Violence in Jerusalem Trips Deep Fears Among Israelis

the Dome of the Rock
Israeli border police officers walks in front of the Dome of the Rock on the compound known to Muslims as Noble Sanctuary and to Jews as Temple Mount in Jerusalem's Old City November 5, 2014. Ammar Awad/Reuters

Today, a Palestinian resident of East Jerusalem, Ibrahim al Akri, plowed his van into a group of pedestrians, killing one and injuring another 14. The driver exited the van and started attacking people with a metal rod. He was shot dead by a policeman who was on the scene.

This attack marks the third terror incident in Jerusalem in as many weeks. The first took place two weeks ago, when another driver plowed into a railroad station, killing two, followed by an attempted assassination attack on [the politician] Yehuda Glick last week.

The attack this morning followed violent confrontations this morning between Palestinians throwing stones and molotov cocktails at police on the Temple Mount, a confrontation that resulted in the Israeli police taking the unprecedented action of entering the Mosque itself.

An Israeli border police officer walks in front of the vehicle of a Palestinian motorist who rammed into pedestrians, near the scene of an attack in Jerusalem November 5, 2014. Ammar Awad/Reuters

The new level of violence, all of which has been perpetuated by Arab residents of East Jerusalem, has both long-term and short-term causes. The long-term causes begin with the failure of the Israeli government to integrate the residents of East Jerusalem fully into the city or deal with their burgeoning population.

Israeli governments have constantly referred to the city of Jerusalem as "indivisible". However, all of the serious peace proposals have included some form of division of the holy city. This has left the city's residents in limbo, with a government unwilling to spend the money and efforts to the equalize municipal services, or education within both parts of the city.

Yet the long-term failures pale in comparison to the short-term origins of the violence. Both sides are responsible for these calamities, but certainly not equally.

A small group of orthodox, nationalistic Jews has been calling for changing the status quo that has been effect on the Temple Mount since the 1967 Six Day War. Under that, Jews have been allowed to visit the Temple Mount, but not permitted to pray there (a view endorsed by many rabbis, who felt it was inappropriate to pray on the Temple Mount, the site of the ruins of the ancient holy Temple).

The issue of the Temple Mount has always been an incendiary one among the Muslims in Palestine.

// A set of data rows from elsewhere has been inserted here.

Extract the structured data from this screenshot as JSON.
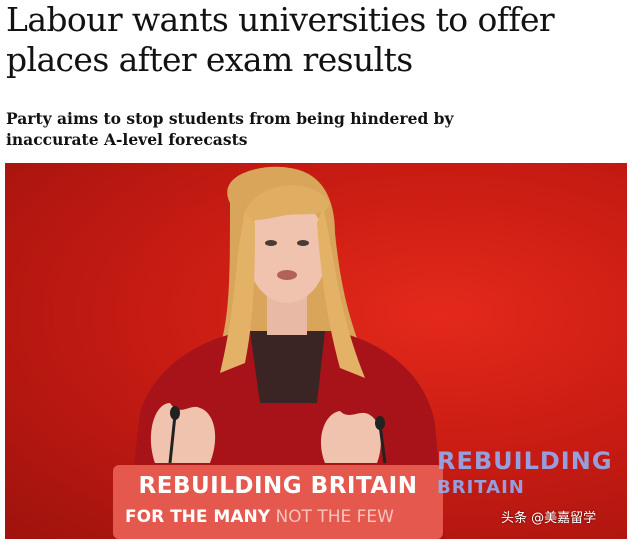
{
  "article": {
    "headline": "Labour wants universities to offer places after exam results",
    "standfirst": "Party aims to stop students from being hindered by inaccurate A-level forecasts"
  },
  "photo": {
    "podium_line1": "REBUILDING BRITAIN",
    "podium_line2_strong": "FOR THE MANY",
    "podium_line2_light": "NOT THE FEW",
    "background_sign_line1": "REBUILDING",
    "background_sign_line2": "BRITAIN",
    "colors": {
      "backdrop": "#c81c13",
      "podium": "#e5584e",
      "sign_text": "#8fb5ff"
    }
  },
  "watermark": {
    "text": "头条 @美嘉留学"
  }
}
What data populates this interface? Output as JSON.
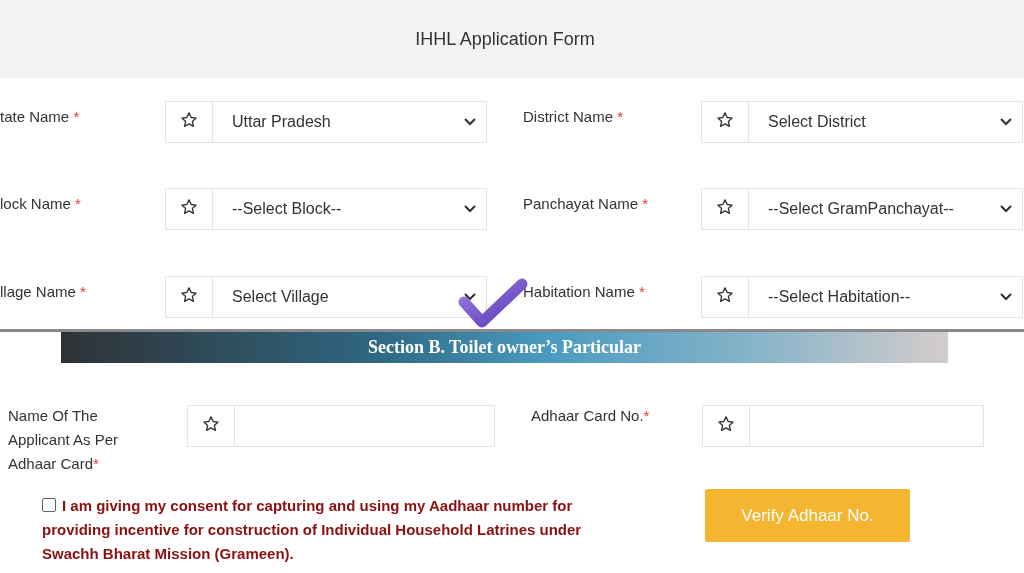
{
  "header": {
    "title": "IHHL Application Form"
  },
  "location_fields": [
    {
      "label": "tate Name",
      "mark": "*",
      "value": "Uttar Pradesh"
    },
    {
      "label": "District Name",
      "mark": "*",
      "value": "Select District"
    },
    {
      "label": "lock Name",
      "mark": "*",
      "value": "--Select Block--"
    },
    {
      "label": "Panchayat Name",
      "mark": "*",
      "value": "--Select GramPanchayat--"
    },
    {
      "label": "llage Name",
      "mark": "*",
      "value": "Select Village"
    },
    {
      "label": "Habitation Name",
      "mark": "*",
      "value": "--Select Habitation--"
    }
  ],
  "section_b": {
    "title": "Section B. Toilet owner’s Particular",
    "fields": [
      {
        "label": "Name Of The Applicant As Per Adhaar Card",
        "mark": "*"
      },
      {
        "label": "Adhaar Card No.",
        "mark": "*"
      }
    ],
    "consent": {
      "checked": false,
      "text": "I am giving my consent for capturing and using my Aadhaar number for providing incentive for construction of Individual Household Latrines under Swachh Bharat Mission (Grameen)."
    },
    "verify_button": "Verify Adhaar No."
  }
}
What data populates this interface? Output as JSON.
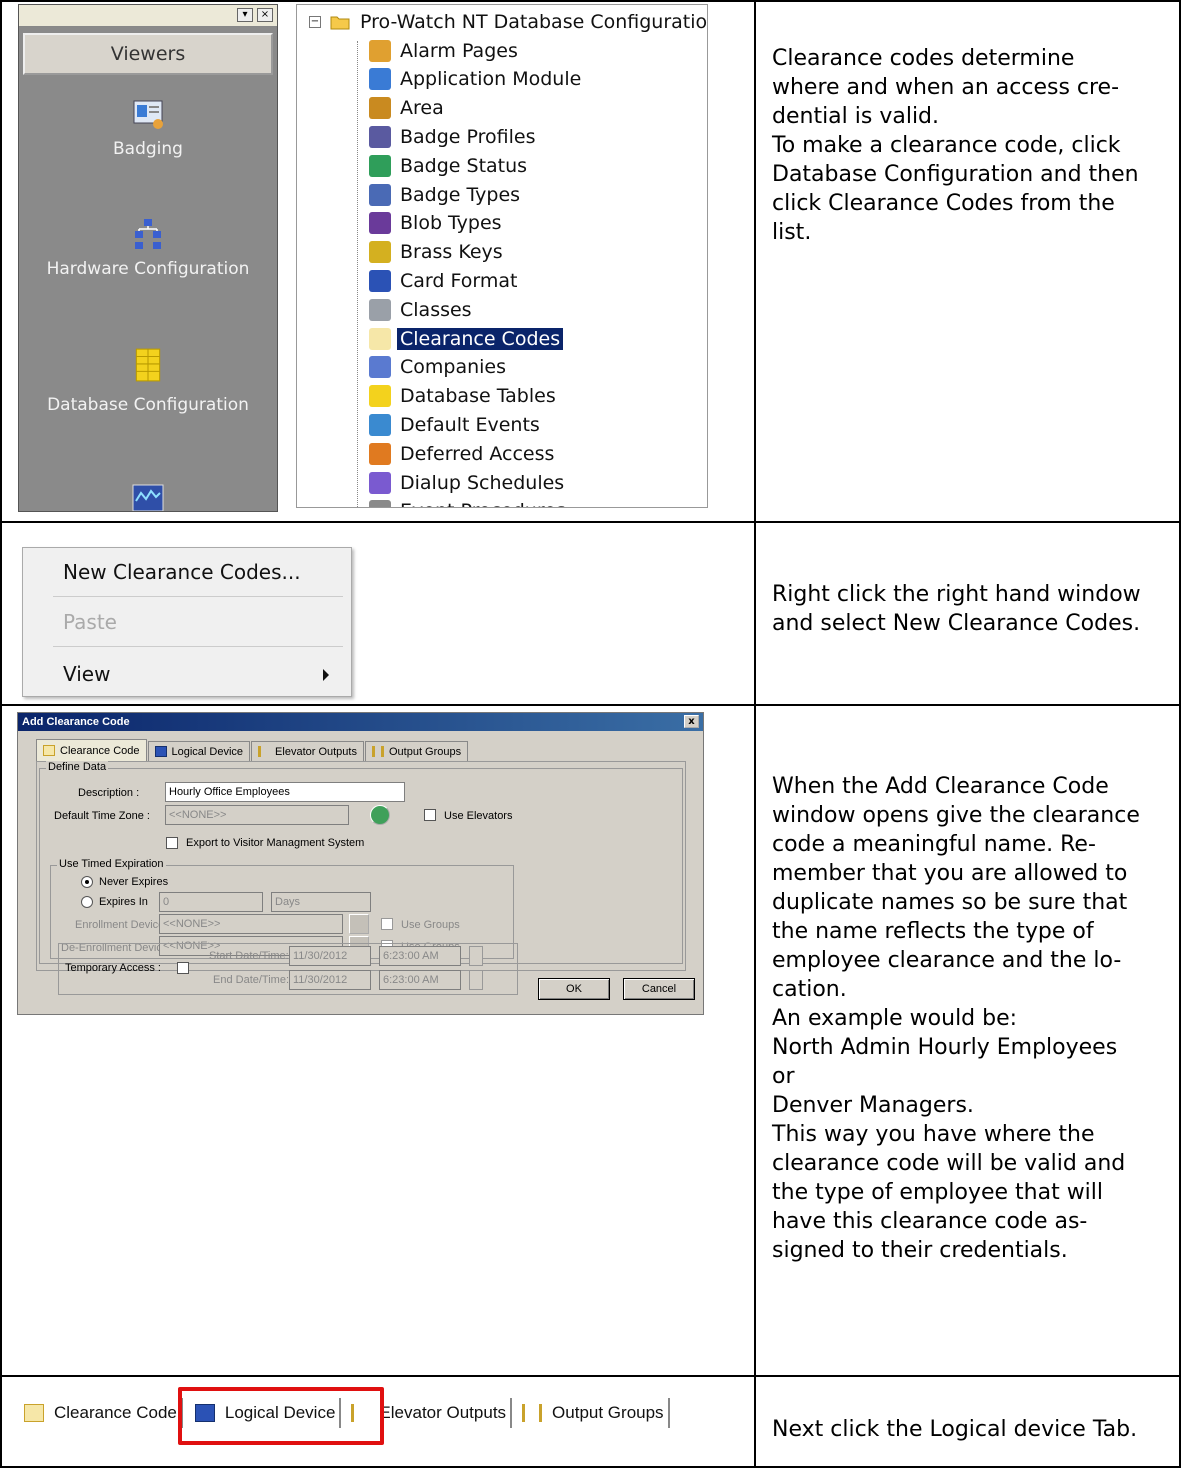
{
  "rows": [
    {
      "text": [
        "Clearance codes determine",
        "where and when an access cre-",
        "dential is valid.",
        "To make a clearance code, click",
        "Database Configuration and then",
        "click Clearance Codes from the",
        "list."
      ]
    },
    {
      "text": [
        "Right click the right hand window",
        "and select New Clearance Codes."
      ]
    },
    {
      "text": [
        "When the Add Clearance Code",
        "window opens give the clearance",
        "code a meaningful name. Re-",
        "member that you are allowed to",
        "duplicate names so be sure that",
        "the name reflects the type of",
        "employee clearance and the lo-",
        "cation.",
        "An example would be:",
        "North Admin Hourly Employees",
        "or",
        "Denver Managers.",
        "This way you have where the",
        "clearance code will be valid and",
        "the type of employee that will",
        "have this clearance code as-",
        "signed to their credentials."
      ]
    },
    {
      "text": [
        "Next click the Logical device Tab."
      ]
    }
  ],
  "viewers": {
    "header": "Viewers",
    "items": [
      "Badging",
      "Hardware Configuration",
      "Database Configuration"
    ]
  },
  "tree": {
    "root": "Pro-Watch NT Database Configuratio",
    "items": [
      {
        "label": "Alarm Pages",
        "icon": "alarm-pages-icon"
      },
      {
        "label": "Application Module",
        "icon": "application-module-icon"
      },
      {
        "label": "Area",
        "icon": "area-icon"
      },
      {
        "label": "Badge Profiles",
        "icon": "badge-profiles-icon"
      },
      {
        "label": "Badge Status",
        "icon": "badge-status-icon"
      },
      {
        "label": "Badge Types",
        "icon": "badge-types-icon"
      },
      {
        "label": "Blob Types",
        "icon": "blob-types-icon"
      },
      {
        "label": "Brass Keys",
        "icon": "brass-keys-icon"
      },
      {
        "label": "Card Format",
        "icon": "card-format-icon"
      },
      {
        "label": "Classes",
        "icon": "classes-icon"
      },
      {
        "label": "Clearance Codes",
        "icon": "clearance-codes-icon",
        "selected": true
      },
      {
        "label": "Companies",
        "icon": "companies-icon"
      },
      {
        "label": "Database Tables",
        "icon": "database-tables-icon"
      },
      {
        "label": "Default Events",
        "icon": "default-events-icon"
      },
      {
        "label": "Deferred Access",
        "icon": "deferred-access-icon"
      },
      {
        "label": "Dialup Schedules",
        "icon": "dialup-schedules-icon"
      },
      {
        "label": "Event Procedures",
        "icon": "event-procedures-icon"
      }
    ]
  },
  "context_menu": {
    "items": [
      {
        "label": "New Clearance Codes...",
        "enabled": true
      },
      {
        "label": "Paste",
        "enabled": false
      },
      {
        "label": "View",
        "enabled": true,
        "submenu": true
      }
    ]
  },
  "dialog": {
    "title": "Add Clearance Code",
    "close": "x",
    "tabs": [
      "Clearance Code",
      "Logical Device",
      "Elevator Outputs",
      "Output Groups"
    ],
    "active_tab": "Clearance Code",
    "define_data": {
      "group_title": "Define Data",
      "description_label": "Description :",
      "description_value": "Hourly Office Employees",
      "timezone_label": "Default Time Zone :",
      "timezone_value": "<<NONE>>",
      "use_elevators": "Use Elevators",
      "export_label": "Export to Visitor Managment System"
    },
    "timed_expiration": {
      "group_title": "Use Timed Expiration",
      "never_expires": "Never Expires",
      "expires_in": "Expires In",
      "expires_value": "0",
      "expires_unit": "Days",
      "enrollment_label": "Enrollment Device :",
      "enrollment_value": "<<NONE>>",
      "deenrollment_label": "De-Enrollment Device :",
      "deenrollment_value": "<<NONE>>",
      "use_groups": "Use Groups"
    },
    "temporary": {
      "label": "Temporary Access :",
      "start_label": "Start Date/Time:",
      "end_label": "End Date/Time:",
      "date": "11/30/2012",
      "time": "6:23:00 AM"
    },
    "ok": "OK",
    "cancel": "Cancel"
  },
  "tabstrip": {
    "tabs": [
      "Clearance Code",
      "Logical Device",
      "Elevator Outputs",
      "Output Groups"
    ],
    "highlighted": "Logical Device"
  },
  "colors": {
    "highlight_box": "#e01010",
    "selection": "#0a246a",
    "viewer_bg": "#8a8a8a"
  }
}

The first really serious riots that resulted in a large scale slaughter of Jews in 1929 began with a rumor that the Jews wanted to change the prayer arrangement at the "Wailing Wall" (as it was known then), after claims that that was just the first step to taking over the Temple Mount (a patently false charge – especially since the British were in control at the time). However, 67 Jews in Hebron were killed, just the same.

Palestinians clean the Al Aqsa mosque after clashes with Israeli police on the compound in Jerusalem's Old City November 5, 2014. Israeli security forces hurling stun grenades clashed with Palestinian stone-throwers at al-Aqsa mosque. Ammar Awad/Reuters

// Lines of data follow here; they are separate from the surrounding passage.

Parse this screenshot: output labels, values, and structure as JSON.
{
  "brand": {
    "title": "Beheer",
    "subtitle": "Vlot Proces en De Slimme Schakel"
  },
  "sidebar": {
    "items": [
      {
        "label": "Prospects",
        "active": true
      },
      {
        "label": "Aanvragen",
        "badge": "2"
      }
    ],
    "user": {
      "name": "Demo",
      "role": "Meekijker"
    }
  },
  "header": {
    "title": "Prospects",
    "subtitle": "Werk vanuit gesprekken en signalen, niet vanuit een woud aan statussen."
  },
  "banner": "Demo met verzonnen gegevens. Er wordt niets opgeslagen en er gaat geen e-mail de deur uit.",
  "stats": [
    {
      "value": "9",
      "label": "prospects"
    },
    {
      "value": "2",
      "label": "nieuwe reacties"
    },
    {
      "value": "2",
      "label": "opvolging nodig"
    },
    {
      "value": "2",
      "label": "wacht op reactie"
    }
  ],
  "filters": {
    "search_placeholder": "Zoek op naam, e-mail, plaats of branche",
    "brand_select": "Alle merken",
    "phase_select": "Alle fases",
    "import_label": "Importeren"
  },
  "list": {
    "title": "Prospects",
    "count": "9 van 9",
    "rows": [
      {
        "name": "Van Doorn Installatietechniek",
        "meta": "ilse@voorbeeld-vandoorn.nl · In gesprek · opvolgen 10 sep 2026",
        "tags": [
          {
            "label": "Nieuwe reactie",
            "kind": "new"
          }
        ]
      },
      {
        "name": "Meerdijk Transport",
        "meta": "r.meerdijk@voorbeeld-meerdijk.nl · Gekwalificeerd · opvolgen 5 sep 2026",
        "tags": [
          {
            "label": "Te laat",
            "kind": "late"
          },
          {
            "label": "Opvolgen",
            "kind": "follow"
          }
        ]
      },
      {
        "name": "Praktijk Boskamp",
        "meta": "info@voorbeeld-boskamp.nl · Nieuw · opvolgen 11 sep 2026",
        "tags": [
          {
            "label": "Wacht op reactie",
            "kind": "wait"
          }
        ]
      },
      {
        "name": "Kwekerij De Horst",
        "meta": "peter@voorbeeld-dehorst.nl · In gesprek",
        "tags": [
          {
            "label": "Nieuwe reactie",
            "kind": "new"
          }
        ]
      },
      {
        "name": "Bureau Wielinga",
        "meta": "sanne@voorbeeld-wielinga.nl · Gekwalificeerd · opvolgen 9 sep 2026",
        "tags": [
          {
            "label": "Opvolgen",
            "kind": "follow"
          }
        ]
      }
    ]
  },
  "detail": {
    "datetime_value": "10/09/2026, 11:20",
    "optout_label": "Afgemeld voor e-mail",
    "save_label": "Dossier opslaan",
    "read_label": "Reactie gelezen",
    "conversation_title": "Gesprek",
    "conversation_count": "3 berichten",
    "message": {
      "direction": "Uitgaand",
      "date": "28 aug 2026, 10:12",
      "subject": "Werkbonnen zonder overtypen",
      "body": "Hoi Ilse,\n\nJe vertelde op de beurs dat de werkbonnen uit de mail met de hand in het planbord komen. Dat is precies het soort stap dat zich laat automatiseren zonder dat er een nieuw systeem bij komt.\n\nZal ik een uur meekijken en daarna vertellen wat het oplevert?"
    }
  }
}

The recent attempts to assert Jewish claims to the Mount by a small minority of Jewish extremists was met by a call from Abu Mazen (also known as Mahmoud Abbas, leader of the Palestine Liberation Organization, who is considered a moderate Palestinian leader) for all Muslims to do "whatever is needed" to block the desecration of the Temple Mount by Jews.

Just this morning, a cartoon was published by the National Security Forces of the Palestinian Authority showing the Al Aqsa mosque (illustrated in the image as a woman) about to be raped by an Israeli soldier. Hamas has been constantly calling on Arabs in the city to rise up and act against the Israelis.

Combine this scenario with the announcement by the Israeli government of additional building in Jerusalem, and the entry of Jewish settlers into homes they legally bought in East Jerusalem, and you have the ingredients to make up a cauldron of violence of the worst kind.

The fear is that the situation will spin out of control and turn the Palestinian-Israeli conflict from one of nationality to one of religion. Historically, wars over nationality can be solved; wars over religion are another matter altogether.

There are many here who think we have passed a point of no return regarding defining this conflict as a religious war. But some believe this has always been a religious war. Sitting in secular Tel Aviv, I hope and pray they are wrong.

Political historian Marc Schulman is the editor of An archive of his recent daily reports from Tel-Aviv can be found here. He is also a columnist for the Times of Israel. You can follow him on Twitter at @Multied.